When I first started blogging twenty years ago, I wrote about going to Walgreen’s for a passport photo. That post said:
I went to my local Walgreen’s yesterday to obtain the two photos required by our government to have one’s passport renewed. Sure enough, in the photo department a woman waited with a Polaroid camera and a pull-down screen that provided the obligatory white backdrop. She propped me up in front of the screen, made furrows in her forehead, and said, “Don’t smile.”
I obliged, although I wondered why smiling, or lack thereof, was part of the process.
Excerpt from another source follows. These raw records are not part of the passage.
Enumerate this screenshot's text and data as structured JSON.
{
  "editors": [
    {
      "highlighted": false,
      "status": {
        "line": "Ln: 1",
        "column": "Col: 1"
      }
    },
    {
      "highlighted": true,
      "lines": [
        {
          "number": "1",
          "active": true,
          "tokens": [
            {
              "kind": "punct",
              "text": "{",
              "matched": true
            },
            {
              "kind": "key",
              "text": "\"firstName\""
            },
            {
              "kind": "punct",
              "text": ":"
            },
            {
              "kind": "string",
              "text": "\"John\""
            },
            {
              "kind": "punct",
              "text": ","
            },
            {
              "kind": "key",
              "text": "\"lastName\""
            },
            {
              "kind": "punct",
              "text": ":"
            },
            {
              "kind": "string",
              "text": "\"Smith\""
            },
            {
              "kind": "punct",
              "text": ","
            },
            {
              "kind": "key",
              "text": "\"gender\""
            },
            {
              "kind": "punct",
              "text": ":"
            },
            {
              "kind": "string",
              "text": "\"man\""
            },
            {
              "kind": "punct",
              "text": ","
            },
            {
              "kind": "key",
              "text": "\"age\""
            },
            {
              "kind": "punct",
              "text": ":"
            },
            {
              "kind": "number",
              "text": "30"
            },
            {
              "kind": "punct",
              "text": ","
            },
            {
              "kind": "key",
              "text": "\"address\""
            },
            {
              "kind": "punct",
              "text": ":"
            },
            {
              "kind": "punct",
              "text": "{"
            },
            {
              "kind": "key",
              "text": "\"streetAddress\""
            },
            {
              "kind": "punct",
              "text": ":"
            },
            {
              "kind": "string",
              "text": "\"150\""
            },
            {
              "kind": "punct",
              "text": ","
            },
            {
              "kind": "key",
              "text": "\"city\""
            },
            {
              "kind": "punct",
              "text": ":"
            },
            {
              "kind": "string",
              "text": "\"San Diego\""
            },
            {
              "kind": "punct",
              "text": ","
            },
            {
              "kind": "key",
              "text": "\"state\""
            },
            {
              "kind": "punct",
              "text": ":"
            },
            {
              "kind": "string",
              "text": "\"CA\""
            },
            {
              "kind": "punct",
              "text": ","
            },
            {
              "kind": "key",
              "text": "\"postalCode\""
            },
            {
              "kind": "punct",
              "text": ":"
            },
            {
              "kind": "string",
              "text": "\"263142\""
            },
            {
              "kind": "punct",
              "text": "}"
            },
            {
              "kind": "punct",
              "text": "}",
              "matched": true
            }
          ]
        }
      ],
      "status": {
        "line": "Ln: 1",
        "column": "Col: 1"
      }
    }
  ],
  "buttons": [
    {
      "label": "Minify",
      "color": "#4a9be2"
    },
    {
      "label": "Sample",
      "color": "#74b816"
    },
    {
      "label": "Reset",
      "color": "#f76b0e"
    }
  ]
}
It wasn’t necessary to ask aloud, since the woman’s explanation was forthcoming. “We’ve received new government guidelines,” she said. “Applicants are not to smile since it changes their appearances.”
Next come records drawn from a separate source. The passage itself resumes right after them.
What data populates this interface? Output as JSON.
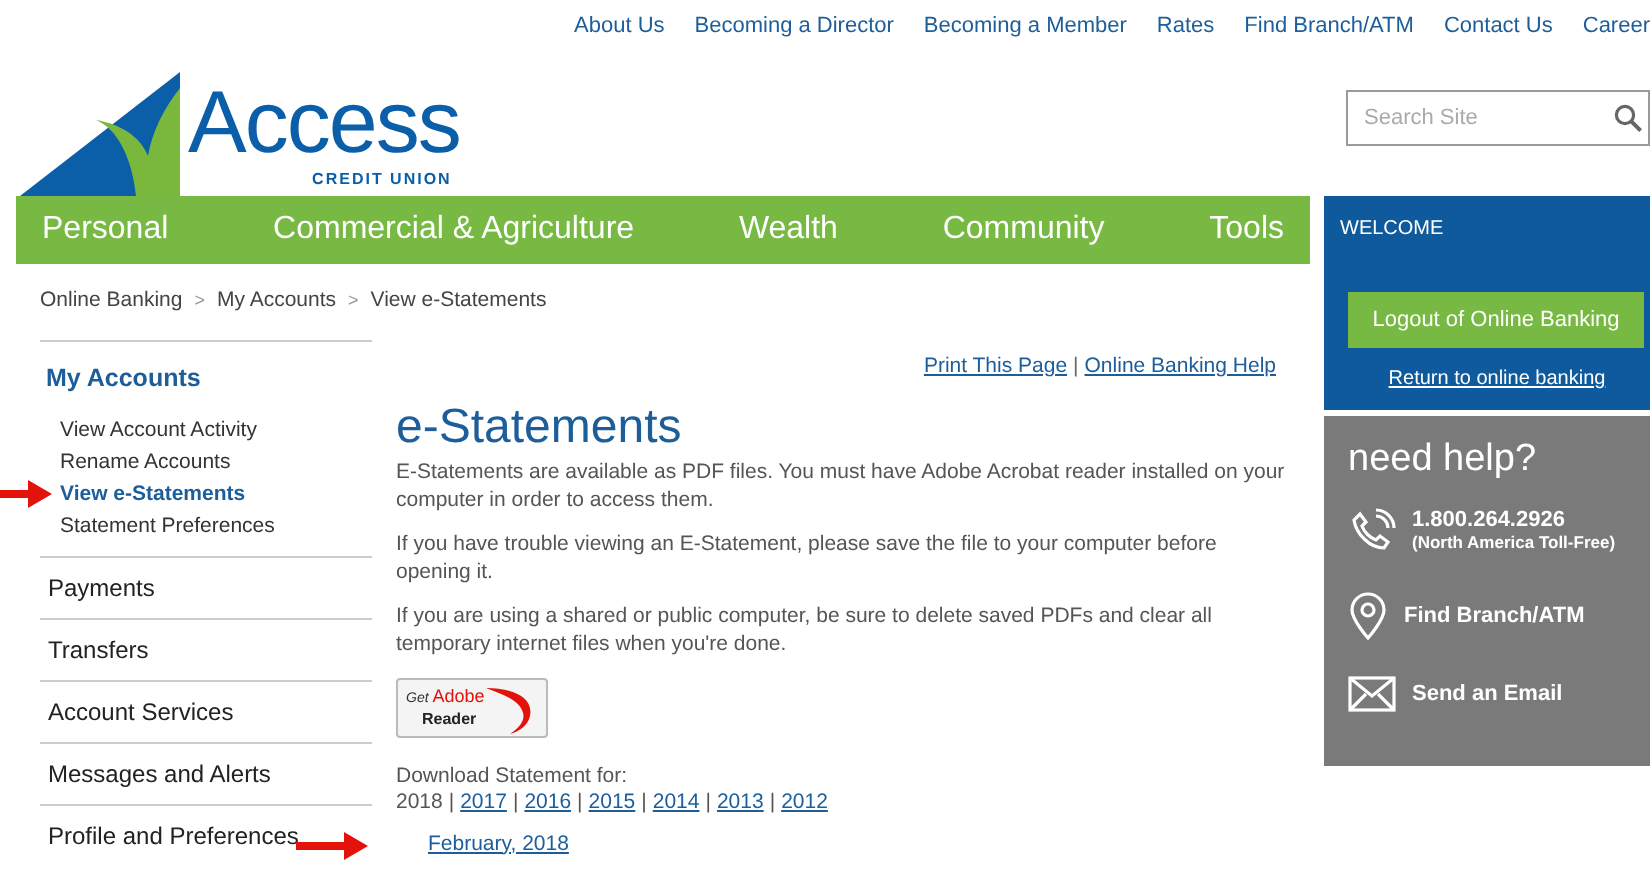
{
  "top_links": [
    "About Us",
    "Becoming a Director",
    "Becoming a Member",
    "Rates",
    "Find Branch/ATM",
    "Contact Us",
    "Career"
  ],
  "logo": {
    "name": "Access",
    "tagline": "CREDIT UNION"
  },
  "search": {
    "placeholder": "Search Site"
  },
  "main_nav": [
    "Personal",
    "Commercial & Agriculture",
    "Wealth",
    "Community",
    "Tools"
  ],
  "welcome": {
    "title": "WELCOME",
    "logout": "Logout of Online Banking",
    "return_link": "Return to online banking"
  },
  "breadcrumb": [
    "Online Banking",
    "My Accounts",
    "View e-Statements"
  ],
  "breadcrumb_separator": ">",
  "link_divider": "|",
  "sidebar": {
    "heading": "My Accounts",
    "subitems": [
      {
        "label": "View Account Activity",
        "selected": false
      },
      {
        "label": "Rename Accounts",
        "selected": false
      },
      {
        "label": "View e-Statements",
        "selected": true
      },
      {
        "label": "Statement Preferences",
        "selected": false
      }
    ],
    "sections": [
      "Payments",
      "Transfers",
      "Account Services",
      "Messages and Alerts",
      "Profile and Preferences"
    ]
  },
  "utility_links": [
    "Print This Page",
    "Online Banking Help"
  ],
  "page_title": "e-Statements",
  "paragraphs": [
    "E-Statements are available as PDF files. You must have Adobe Acrobat reader installed on your computer in order to access them.",
    "If you have trouble viewing an E-Statement, please save the file to your computer before opening it.",
    "If you are using a shared or public computer, be sure to delete saved PDFs and clear all temporary internet files when you're done."
  ],
  "adobe_badge": {
    "get": "Get",
    "brand": "Adobe",
    "product": "Reader"
  },
  "download_label": "Download Statement for:",
  "years": [
    {
      "label": "2018",
      "selected": true
    },
    {
      "label": "2017",
      "selected": false
    },
    {
      "label": "2016",
      "selected": false
    },
    {
      "label": "2015",
      "selected": false
    },
    {
      "label": "2014",
      "selected": false
    },
    {
      "label": "2013",
      "selected": false
    },
    {
      "label": "2012",
      "selected": false
    }
  ],
  "statements": [
    "February, 2018"
  ],
  "help": {
    "title": "need help?",
    "items": [
      {
        "kind": "phone",
        "label": "1.800.264.2926",
        "note": "(North America Toll-Free)"
      },
      {
        "kind": "location",
        "label": "Find Branch/ATM"
      },
      {
        "kind": "email",
        "label": "Send an Email"
      }
    ]
  }
}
Her sincerity could not be doubted, but her answer made me wonder where this idea originated. I also wondered how much money the government spent sending the guidelines to every Walgreen’s as well as to every other place that offers passport photos.
I can see a variety of consequences to the “No Smiling” order. Airport security personnel will add another item to their burgeoning checklist. Anyone who currently possesses a passport with a smiling photo will be asked to replicate the smile before hearing an official say, “Yes, it’s you. Go on through.”
Then when American tourists are asked to show their passports in other countries, we’ll all appear as a somber bunch. This might be interpreted as proof that we don’t like living in our country. We’ll all look older too, since smiles tend to de-age the face and our photos will be smile-less.
I wonder if those who issue drivers’ licenses will follow suit.
Today I returned to Walgreen’s for an updated passport photo. This time, a young man the size of Hulk Hogan had the Polaroid and the pull-down screen. But I beat him to the punchline about not smiling.
“Yes,” he said, “It’s still in effect. Please look straight at me.”
A few minutes later the updated, non-smiling, two-inch square, 2024 version of my passport photo was in my hand. It cost almost twice as much as it did in 2004. Come to think of it, that’s not the only change. There’s been continuous war, mass shootings, global catastrophes, social media explosions, and political chicanery.
Perhaps those government officials who issued the No Smiling Edict twenty years ago were clairvoyant, because there isn’t a lot to smile about these days.